**Instructions for the task:**
Where a line below holds the string "value", that line goes into the answer.

(Items from an interface collection)
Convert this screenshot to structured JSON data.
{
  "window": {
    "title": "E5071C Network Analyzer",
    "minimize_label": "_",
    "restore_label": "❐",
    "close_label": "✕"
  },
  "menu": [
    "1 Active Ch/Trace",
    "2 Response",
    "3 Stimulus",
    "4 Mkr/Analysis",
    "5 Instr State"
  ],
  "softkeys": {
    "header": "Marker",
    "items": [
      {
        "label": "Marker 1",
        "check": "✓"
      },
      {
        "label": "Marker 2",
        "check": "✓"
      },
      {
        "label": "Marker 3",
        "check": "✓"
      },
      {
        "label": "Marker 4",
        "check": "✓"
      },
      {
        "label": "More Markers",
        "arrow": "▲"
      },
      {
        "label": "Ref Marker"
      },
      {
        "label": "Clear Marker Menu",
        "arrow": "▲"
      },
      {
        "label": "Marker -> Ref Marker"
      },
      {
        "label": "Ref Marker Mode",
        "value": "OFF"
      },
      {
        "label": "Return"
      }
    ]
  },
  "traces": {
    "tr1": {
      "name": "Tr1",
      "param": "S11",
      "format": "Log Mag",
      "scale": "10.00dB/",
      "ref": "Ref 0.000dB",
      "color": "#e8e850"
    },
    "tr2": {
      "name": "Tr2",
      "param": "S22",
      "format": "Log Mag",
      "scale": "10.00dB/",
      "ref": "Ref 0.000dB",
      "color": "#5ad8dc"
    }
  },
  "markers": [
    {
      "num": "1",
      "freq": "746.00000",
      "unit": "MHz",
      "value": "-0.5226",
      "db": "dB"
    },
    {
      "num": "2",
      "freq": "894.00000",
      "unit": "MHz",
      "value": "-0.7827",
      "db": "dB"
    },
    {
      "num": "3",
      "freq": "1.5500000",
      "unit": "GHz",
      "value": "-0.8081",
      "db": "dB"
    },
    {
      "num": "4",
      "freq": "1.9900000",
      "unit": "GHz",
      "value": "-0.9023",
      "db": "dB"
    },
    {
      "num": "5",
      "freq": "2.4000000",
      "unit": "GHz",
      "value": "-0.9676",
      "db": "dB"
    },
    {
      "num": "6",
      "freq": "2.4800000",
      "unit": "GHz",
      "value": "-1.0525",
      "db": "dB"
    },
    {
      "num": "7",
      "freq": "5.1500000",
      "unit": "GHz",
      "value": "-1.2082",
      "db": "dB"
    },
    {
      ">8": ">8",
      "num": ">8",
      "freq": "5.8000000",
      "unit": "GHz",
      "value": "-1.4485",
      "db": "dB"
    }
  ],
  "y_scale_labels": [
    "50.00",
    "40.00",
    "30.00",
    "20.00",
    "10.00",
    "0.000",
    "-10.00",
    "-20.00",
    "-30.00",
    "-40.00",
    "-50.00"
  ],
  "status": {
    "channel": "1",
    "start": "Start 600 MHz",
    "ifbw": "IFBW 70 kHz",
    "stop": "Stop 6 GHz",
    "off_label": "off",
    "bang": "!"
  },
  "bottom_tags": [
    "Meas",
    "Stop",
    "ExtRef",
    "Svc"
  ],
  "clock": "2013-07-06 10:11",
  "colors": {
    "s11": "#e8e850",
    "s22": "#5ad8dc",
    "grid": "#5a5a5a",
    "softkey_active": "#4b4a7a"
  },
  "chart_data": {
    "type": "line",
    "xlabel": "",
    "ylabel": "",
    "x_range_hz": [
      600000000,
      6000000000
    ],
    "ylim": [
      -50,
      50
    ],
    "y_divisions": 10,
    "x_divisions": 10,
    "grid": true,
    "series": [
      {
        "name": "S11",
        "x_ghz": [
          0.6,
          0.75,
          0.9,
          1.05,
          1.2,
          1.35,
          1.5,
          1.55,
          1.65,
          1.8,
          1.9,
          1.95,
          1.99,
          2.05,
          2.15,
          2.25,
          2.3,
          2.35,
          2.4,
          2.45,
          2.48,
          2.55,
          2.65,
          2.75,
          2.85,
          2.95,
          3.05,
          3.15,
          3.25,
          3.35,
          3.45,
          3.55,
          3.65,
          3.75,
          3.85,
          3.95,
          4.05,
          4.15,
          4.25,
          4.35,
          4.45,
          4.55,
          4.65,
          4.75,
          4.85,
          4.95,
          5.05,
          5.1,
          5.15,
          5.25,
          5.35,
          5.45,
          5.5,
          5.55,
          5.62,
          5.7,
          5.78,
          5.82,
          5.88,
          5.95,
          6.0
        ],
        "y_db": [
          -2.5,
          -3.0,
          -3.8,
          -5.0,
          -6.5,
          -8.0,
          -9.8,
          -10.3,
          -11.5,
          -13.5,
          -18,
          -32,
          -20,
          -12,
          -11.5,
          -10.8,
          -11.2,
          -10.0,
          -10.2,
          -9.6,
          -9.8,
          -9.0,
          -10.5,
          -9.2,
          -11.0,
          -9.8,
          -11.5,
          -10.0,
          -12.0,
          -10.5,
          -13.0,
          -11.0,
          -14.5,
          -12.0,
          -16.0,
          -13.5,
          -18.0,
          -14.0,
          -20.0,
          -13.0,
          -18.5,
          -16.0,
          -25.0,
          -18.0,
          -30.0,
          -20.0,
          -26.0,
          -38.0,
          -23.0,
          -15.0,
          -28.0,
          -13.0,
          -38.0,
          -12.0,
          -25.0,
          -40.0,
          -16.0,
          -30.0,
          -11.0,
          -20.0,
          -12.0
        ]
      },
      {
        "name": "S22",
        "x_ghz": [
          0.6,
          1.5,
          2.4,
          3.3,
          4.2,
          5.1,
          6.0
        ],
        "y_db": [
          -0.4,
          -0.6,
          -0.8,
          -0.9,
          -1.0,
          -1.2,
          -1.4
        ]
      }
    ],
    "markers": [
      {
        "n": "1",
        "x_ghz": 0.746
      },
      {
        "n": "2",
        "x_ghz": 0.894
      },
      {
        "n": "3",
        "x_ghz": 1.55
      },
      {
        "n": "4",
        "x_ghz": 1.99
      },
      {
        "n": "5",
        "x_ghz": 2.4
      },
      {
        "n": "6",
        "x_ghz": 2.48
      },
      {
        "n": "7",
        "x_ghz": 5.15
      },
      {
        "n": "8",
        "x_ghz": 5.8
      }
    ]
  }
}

**Written solution:**
        "value": "OFF"
      "value": "-0.5226",
      "value": "-0.7827",
      "value": "-0.8081",
      "value": "-0.9023",
      "value": "-0.9676",
      "value": "-1.0525",
      "value": "-1.2082",
      "value": "-1.4485",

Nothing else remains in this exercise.